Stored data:
============

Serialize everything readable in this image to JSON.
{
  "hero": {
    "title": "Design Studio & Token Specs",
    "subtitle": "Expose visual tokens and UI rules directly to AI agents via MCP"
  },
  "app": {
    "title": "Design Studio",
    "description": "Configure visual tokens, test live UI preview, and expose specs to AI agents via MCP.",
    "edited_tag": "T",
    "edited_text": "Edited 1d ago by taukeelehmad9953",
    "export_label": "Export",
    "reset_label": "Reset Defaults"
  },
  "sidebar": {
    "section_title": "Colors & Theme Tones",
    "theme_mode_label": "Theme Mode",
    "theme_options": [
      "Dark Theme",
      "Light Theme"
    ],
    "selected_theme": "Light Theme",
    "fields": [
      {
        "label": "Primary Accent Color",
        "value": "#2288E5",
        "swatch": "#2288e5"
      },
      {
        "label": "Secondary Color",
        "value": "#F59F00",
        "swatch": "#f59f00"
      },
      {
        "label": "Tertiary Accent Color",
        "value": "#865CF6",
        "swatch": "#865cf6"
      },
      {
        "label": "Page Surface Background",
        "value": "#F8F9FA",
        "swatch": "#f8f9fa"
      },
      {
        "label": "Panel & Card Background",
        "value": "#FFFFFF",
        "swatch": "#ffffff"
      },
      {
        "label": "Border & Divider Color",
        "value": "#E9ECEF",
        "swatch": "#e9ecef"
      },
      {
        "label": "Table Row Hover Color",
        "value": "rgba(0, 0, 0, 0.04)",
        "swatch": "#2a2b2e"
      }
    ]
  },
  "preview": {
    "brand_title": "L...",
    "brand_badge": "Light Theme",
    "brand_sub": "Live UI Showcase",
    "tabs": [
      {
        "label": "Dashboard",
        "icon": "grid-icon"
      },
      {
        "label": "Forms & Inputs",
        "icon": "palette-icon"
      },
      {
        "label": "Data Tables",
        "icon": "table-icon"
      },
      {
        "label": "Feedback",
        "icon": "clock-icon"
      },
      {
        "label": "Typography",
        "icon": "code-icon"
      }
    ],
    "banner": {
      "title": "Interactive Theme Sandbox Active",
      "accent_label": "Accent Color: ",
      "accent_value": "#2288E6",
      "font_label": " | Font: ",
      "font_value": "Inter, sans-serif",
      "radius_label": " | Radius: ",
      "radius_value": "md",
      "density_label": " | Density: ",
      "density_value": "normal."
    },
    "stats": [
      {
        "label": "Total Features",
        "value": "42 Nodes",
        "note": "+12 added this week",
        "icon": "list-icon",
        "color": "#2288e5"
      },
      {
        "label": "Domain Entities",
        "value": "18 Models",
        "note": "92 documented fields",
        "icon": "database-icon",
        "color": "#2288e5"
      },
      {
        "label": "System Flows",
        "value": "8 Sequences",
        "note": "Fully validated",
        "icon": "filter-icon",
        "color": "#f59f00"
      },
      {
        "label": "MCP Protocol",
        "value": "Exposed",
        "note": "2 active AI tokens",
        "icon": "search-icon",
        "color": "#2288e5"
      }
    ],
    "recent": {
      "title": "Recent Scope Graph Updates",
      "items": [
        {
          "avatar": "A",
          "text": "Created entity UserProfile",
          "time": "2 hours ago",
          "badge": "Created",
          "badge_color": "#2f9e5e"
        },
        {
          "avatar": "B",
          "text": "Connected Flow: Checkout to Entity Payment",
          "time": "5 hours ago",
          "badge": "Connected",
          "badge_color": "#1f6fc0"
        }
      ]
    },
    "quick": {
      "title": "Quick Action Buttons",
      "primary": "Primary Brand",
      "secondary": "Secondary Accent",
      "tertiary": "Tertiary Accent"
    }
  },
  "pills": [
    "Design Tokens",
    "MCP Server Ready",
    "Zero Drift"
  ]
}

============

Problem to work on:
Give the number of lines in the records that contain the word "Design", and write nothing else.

Response:
3